Where two or three events occur, following on from each other, the various outcomes can be illustrated clearly on a tree diagram . This is particularly useful when later events depend in some way on the outcomes of previous events.

## Summary/Background

A

**tree diagram**is used to illustrate probabilities when two things happen by displaying outcomes and their probabilities on the branches. For example when two coins are spun, or if someone takes a counter from one bag followed by a counter from another bag, then the possibilities are shown on a tree diagram. The diagram shows all the possible outcomes.
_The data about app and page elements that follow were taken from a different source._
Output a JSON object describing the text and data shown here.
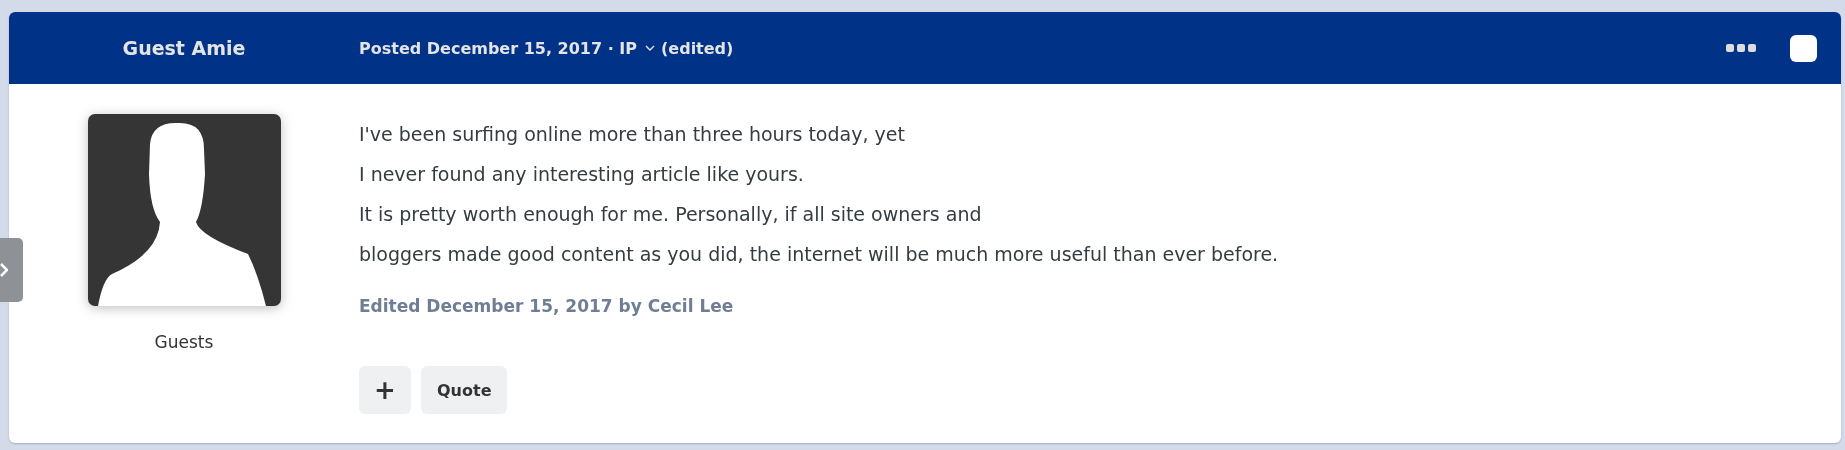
{
  "post": {
    "author": "Guest Amie",
    "meta": "Posted December 15, 2017 · IP",
    "meta_suffix": "(edited)",
    "select_checked": false,
    "author_group": "Guests",
    "lines": [
      "I've been surfing online more than three hours today, yet",
      "I never found any interesting article like yours.",
      "It is pretty worth enough for me. Personally, if all site owners and",
      "bloggers made good content as you did, the internet will be much more useful than ever before."
    ],
    "edited_note": "Edited December 15, 2017 by Cecil Lee",
    "buttons": [
      {
        "kind": "icon",
        "label": "+"
      },
      {
        "kind": "text",
        "label": "Quote"
      }
    ]
  }
}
Usually the probability of each individual outcome is marked on each branch.## Software/Applets used on this page

## This question appears in the following syllabi:

Syllabus | Module | Section | Topic | Exam Year |
---|---|---|---|---|
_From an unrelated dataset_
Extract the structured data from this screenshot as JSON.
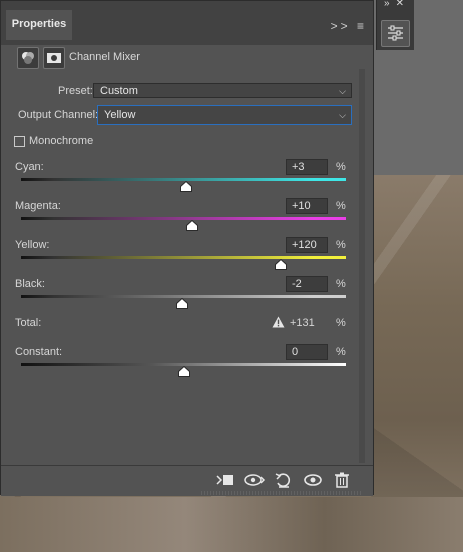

AQA GCSE (9-1) Foundation (UK) | P: Probability | P8: Combined Events | Tree Diagrams | - |

CIE IGCSE (9-1) Maths (0626 UK) | 8 Probability | B8.5 Simple Combined Events | Tree Diagrams | - |

Edexcel GCSE (9-1) Foundation (UK) | P: Probability | P8: Combined Events | Tree Diagrams | - |

GCSE Higher (UK) | Probability | Probability | Tree diagrams | - |

OCR GCSE (9-1) Foundation (UK) | 11: Probability | 11.02d: Tree Diagrams | Tree Diagrams | - |

Universal (all site questions) | P | Probability | Tree diagrams | - |